North America had never been an "empty" land, and at the time of European settlement was settled by Native American tribes with well-shaped and well-functioning societies. The European settlers and the cultural values they brought with them clashed with those of the native inhabitants almost from the minute the English landed at the mouth of the Chesapeake. Prior to the Revolution the whites had gradually pushed those they called "Indians" westward; moreover, the goals and desires of the Europeans, such as colonization, land exploitation and religious conversions, conflicted sharply with native culture. According to some scholars, both Native American tribes and English settlers were in the process of nation-building--processes that unfortunately collided.
After the establishment of the United States, both state and national leaders recognized that the country had to adopt a national policy toward the Native Americans. Unfortunately, the policy adopted in the 1820s to solve the "Indian problem" was their removal and resettlement in the "Great American Desert." In 1830 Congress passed the Indian Removal Act and appropriated $500,000 for the purpose. Under the presidency of Andrew Jackson some ninety-four removal treaties were negotiated, and by 1840 most of the Indians in the more settled states and territories had in fact been sent west.
Few tribes went willingly, and from April to August 1832 an armed band of Sauk and Fox under Chief Black Hawk sought to reoccupy the lands they had held in the Illinois and Wisconsin Territory. The natives faced famine and hostile Sioux to the west, and wanted nothing more than a place with decent land in which to plant their corn. The Illinois militia chased them into Wisconsin and massacred women and children as the tribe attempted to escape across the Mississippi River. Finally Black Hawk had no choice but to surrender, and in his speech he detailed the history of lies and betrayal the white men had perpetuated on Native Americans.
After his defeat, Black Hawk and his son Whirling Thunder were captured and sent by Andrew Jackson on a tour, to be displayed as "trophies" of war. But the two prisoners showed such dignity in their ordeal that the public quickly began to sympathize with them. The demand for western land, however, would not abate, and governmental policy continued to treat the tribes as barriers to progress, either to be removed to some distant reservation or killed. Not until the twentieth century, after the United States had spread across the continent and had restricted the tribes to reservations, did the federal government attempt to seek a different policy.
For further reading: Black Hawk: An Autobiography (Jackson, ed., 1955); Grant Foreman, Indian Removal (1932); Ronald N. Satz, American Indian Policy in the Jacksonian Era (1974); Michael D. Green, The Politics of Indian Removal (1982); and Francis Paul Prucha, The Great Father: The United States Government and the American Indians (1986).
Black-hawk is an Indian. He has done nothing for which an Indian ought to be ashamed. He has fought for his countrymen, the squaws and papooses, against white men, who came, year after year, to cheat them and take away their lands. You know the cause of our making war. It is known to all white men. They ought to be ashamed of it. The white men despise the Indians, and drive them from their homes. But the Indians are not deceitful. The white men speak bad of the Indian, and look at him spitefully. But the Indian does not tell lies; Indians do not steal.

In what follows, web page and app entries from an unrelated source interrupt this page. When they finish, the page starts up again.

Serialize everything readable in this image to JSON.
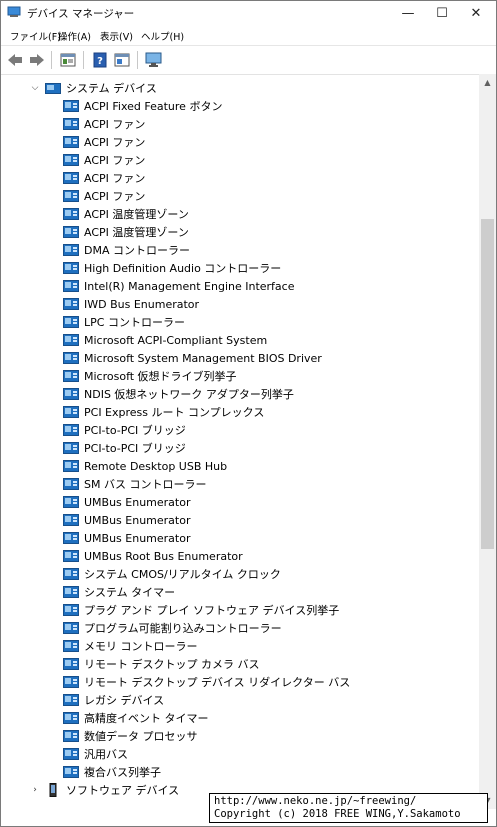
{
  "window": {
    "title": "デバイス マネージャー",
    "controls": {
      "minimize": "—",
      "maximize": "☐",
      "close": "✕"
    }
  },
  "menu": [
    "ファイル(F)",
    "操作(A)",
    "表示(V)",
    "ヘルプ(H)"
  ],
  "toolbar": [
    "back-icon",
    "forward-icon",
    "properties-icon",
    "help-icon",
    "driver-icon",
    "monitor-icon"
  ],
  "tree": {
    "category": "システム デバイス",
    "devices": [
      "ACPI Fixed Feature ボタン",
      "ACPI ファン",
      "ACPI ファン",
      "ACPI ファン",
      "ACPI ファン",
      "ACPI ファン",
      "ACPI 温度管理ゾーン",
      "ACPI 温度管理ゾーン",
      "DMA コントローラー",
      "High Definition Audio コントローラー",
      "Intel(R) Management Engine Interface",
      "IWD Bus Enumerator",
      "LPC コントローラー",
      "Microsoft ACPI-Compliant System",
      "Microsoft System Management BIOS Driver",
      "Microsoft 仮想ドライブ列挙子",
      "NDIS 仮想ネットワーク アダプター列挙子",
      "PCI Express ルート コンプレックス",
      "PCI-to-PCI ブリッジ",
      "PCI-to-PCI ブリッジ",
      "Remote Desktop USB Hub",
      "SM バス コントローラー",
      "UMBus Enumerator",
      "UMBus Enumerator",
      "UMBus Enumerator",
      "UMBus Root Bus Enumerator",
      "システム CMOS/リアルタイム クロック",
      "システム タイマー",
      "プラグ アンド プレイ ソフトウェア デバイス列挙子",
      "プログラム可能割り込みコントローラー",
      "メモリ コントローラー",
      "リモート デスクトップ カメラ バス",
      "リモート デスクトップ デバイス リダイレクター バス",
      "レガシ デバイス",
      "高精度イベント タイマー",
      "数値データ プロセッサ",
      "汎用バス",
      "複合バス列挙子"
    ],
    "next_category": "ソフトウェア デバイス"
  },
  "watermark": {
    "line1": "http://www.neko.ne.jp/~freewing/",
    "line2": "Copyright (c) 2018 FREE WING,Y.Sakamoto"
  },
  "colors": {
    "accent": "#0078d7",
    "device_icon": "#1e6fbf"
  }
}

An Indian, who is as bad as the white men, could not live in our nation; he would be put to death, and eat up by the wolves. The white men are bad schoolmasters; they carry false looks, and deal in false actions; they smile in the face of the poor Indian to cheat him; they shake them by the hand to gain their confidence, to make them drunk, to deceive them, and ruin our wives. We told them to let us alone, and keep away from us; but they followed on, and beset our paths, and they coiled themselves among us, like the snake. They poisoned us by their touch. We were not safe. We lived in danger. We were becoming like them, hypocrites and liars, adulterers, lazy drones, all talkers, and no workers.
We looked up to the Great Spirit. We went to our great father. We were encouraged. His great council gave us fair words and big promises; but we got no satisfaction. Things were growing worse. There were no deer in the forest. The opossum and beaver were fled; the springs were drying up, and our squaws and papooses without victuals to keep them from starving; we called a great council, and built a large fire. The spirit of our fathers arose and spoke to us to avenge our wrongs or die. We all spoke before the council fire. It was warm and pleasant. We set up the war-whoop, and dug up the tomahawk; our knives were ready, and the heart of Black-hawk swelled high in his bosom, when he led his warriors to battle. He is satisfied. He will go to the world of spirits contented. He has done his duty. His father will meet him there, and commend him.
Source: Frank E. Stevens, The Black Hawk War (1903), 372-73.